A politician’s attitude to evolution is perhaps not directly important in itself. It can have unfortunate consequences on education and science policy but, compared to Perry’s and the Tea Party’s pronouncements on other topics such as economics, taxation, history and sexual politics, their ignorance of evolutionary science might be overlooked. Except that a politician’s attitude to evolution, however peripheral it might seem, is a surprisingly apposite litmus test of more general inadequacy…. Evolution is a fact, as securely established as any in science, and he who denies it betrays woeful ignorance and lack of education, which likely extends to other fields as well….You cannot be ignorant of evolution and be a cultivated and adequate citizen of today (emphasis added).
Two thoughts here: First, it stuns me the process that individuals in my field have to go through just to get a job, as Dawkins writes about any selection process, and yet idiots like Rick Perry make it to a governorship and become front-runners for president. I hope this isn’t what the Right means by “American exceptionalism.” But it also tells us worlds about the role of charisma and sheer luck in determining who gets by in this world (being a white male doesn’t hurt, either). A side note: Bill Clinton is known for his charisma…but he has the brains to back up his success. But Clinton doesn’t embody the deep divide in the U.S., the manifestation of our epistemological differences that characterize the anti-science, corporatist radical right from the rest of the country. Rick Perry (and Michele Bachmann and Sarah Palin) does.
Second, Dawkins perfectly encapsulates what is most frustrating about the Right’s anti-intellectualism these days. I’m not sure how many of my Republican friends traipse on over to my blog any more, but Dawkins is right about you: Do you really want a beer buddy or the person who sits next to you in the church pew on the one day a week you choose to exercise your Christian values to be president of the United States?

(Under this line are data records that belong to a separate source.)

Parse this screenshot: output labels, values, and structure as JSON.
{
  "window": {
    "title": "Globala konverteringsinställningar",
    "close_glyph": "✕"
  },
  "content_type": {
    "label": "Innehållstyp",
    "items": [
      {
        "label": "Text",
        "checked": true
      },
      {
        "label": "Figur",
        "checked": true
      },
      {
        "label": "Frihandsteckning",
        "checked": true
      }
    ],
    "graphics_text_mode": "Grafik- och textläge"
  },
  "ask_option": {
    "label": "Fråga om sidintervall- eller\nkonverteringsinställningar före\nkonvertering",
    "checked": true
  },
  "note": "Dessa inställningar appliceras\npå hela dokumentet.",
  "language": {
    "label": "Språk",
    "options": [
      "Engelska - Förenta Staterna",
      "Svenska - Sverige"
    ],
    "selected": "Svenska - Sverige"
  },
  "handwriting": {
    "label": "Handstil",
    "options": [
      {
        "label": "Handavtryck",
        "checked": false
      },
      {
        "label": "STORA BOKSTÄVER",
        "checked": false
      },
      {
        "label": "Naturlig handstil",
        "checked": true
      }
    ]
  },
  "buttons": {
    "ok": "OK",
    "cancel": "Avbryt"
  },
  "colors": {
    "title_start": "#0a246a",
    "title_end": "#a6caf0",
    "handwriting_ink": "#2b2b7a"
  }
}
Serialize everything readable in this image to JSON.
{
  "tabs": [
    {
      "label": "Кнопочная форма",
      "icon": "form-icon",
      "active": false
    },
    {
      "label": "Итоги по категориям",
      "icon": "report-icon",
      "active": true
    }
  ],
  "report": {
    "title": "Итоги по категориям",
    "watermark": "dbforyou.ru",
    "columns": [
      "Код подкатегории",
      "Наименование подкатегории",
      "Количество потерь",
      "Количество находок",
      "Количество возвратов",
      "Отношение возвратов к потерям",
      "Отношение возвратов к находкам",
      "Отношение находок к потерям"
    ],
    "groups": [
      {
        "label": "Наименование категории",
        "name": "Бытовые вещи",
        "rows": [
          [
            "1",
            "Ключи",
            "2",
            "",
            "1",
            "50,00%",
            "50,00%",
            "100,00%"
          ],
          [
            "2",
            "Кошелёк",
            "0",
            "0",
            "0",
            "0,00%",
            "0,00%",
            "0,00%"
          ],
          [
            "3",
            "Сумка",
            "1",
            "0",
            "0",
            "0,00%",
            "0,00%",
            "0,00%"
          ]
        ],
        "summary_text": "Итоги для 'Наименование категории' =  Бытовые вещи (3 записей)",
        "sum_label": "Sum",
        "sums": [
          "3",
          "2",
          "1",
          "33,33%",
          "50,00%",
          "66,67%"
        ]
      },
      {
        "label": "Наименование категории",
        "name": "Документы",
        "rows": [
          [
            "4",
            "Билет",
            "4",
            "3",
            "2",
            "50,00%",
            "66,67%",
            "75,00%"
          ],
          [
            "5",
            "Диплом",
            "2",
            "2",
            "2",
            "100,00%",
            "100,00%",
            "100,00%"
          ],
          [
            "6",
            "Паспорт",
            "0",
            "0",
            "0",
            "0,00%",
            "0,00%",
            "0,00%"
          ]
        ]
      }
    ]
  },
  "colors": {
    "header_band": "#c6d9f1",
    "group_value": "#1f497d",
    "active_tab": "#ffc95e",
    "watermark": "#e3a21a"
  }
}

I want someone who can kick my ass to lead my country, not a former Aggie yell leader (gawd, if you only knew my disdain for frat boys back in the day…). But if Republicans at all, even for a second, find themselves outraged at Dawkins’ characterization of the Republican vetting process for president these days, at his apt observation at the amoral values that drive the Republican party, they need to ask themselves why it upsets them. Perhaps then this country will snap out of its bewitchment with the astroturfed, manufactured anger funded by corporations with no interest at all in perpetuating what truly defines American exceptionalism: democracy.